▸ DATA SECTION:
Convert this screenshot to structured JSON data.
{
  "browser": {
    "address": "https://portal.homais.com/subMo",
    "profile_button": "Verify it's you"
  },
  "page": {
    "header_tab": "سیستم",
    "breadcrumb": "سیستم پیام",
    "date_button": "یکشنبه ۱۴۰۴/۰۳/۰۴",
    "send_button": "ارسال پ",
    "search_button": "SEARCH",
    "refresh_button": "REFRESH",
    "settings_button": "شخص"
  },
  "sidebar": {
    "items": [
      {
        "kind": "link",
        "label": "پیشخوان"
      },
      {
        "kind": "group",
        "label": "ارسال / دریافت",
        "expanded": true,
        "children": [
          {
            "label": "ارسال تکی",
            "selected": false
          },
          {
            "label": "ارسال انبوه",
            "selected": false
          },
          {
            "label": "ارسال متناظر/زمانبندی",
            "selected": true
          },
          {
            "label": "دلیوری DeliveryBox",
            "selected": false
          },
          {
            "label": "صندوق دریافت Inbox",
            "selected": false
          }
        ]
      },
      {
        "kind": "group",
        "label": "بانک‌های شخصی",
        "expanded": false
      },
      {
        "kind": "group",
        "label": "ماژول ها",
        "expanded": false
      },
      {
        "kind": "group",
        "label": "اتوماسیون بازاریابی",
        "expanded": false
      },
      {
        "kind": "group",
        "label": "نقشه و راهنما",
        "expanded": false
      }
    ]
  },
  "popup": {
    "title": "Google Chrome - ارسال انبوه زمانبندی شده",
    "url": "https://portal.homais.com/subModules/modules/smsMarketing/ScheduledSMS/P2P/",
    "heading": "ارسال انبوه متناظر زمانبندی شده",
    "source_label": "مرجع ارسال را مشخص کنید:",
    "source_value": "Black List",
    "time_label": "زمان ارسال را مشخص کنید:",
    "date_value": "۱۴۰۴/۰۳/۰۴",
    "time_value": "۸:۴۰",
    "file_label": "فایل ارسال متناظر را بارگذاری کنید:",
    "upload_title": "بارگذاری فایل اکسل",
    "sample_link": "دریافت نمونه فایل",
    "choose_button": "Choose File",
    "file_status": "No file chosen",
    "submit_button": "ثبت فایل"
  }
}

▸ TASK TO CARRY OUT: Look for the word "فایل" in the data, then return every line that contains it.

▸ EXERCISE ANSWER:
    "file_label": "فایل ارسال متناظر را بارگذاری کنید:",
    "upload_title": "بارگذاری فایل اکسل",
    "sample_link": "دریافت نمونه فایل",
    "submit_button": "ثبت فایل"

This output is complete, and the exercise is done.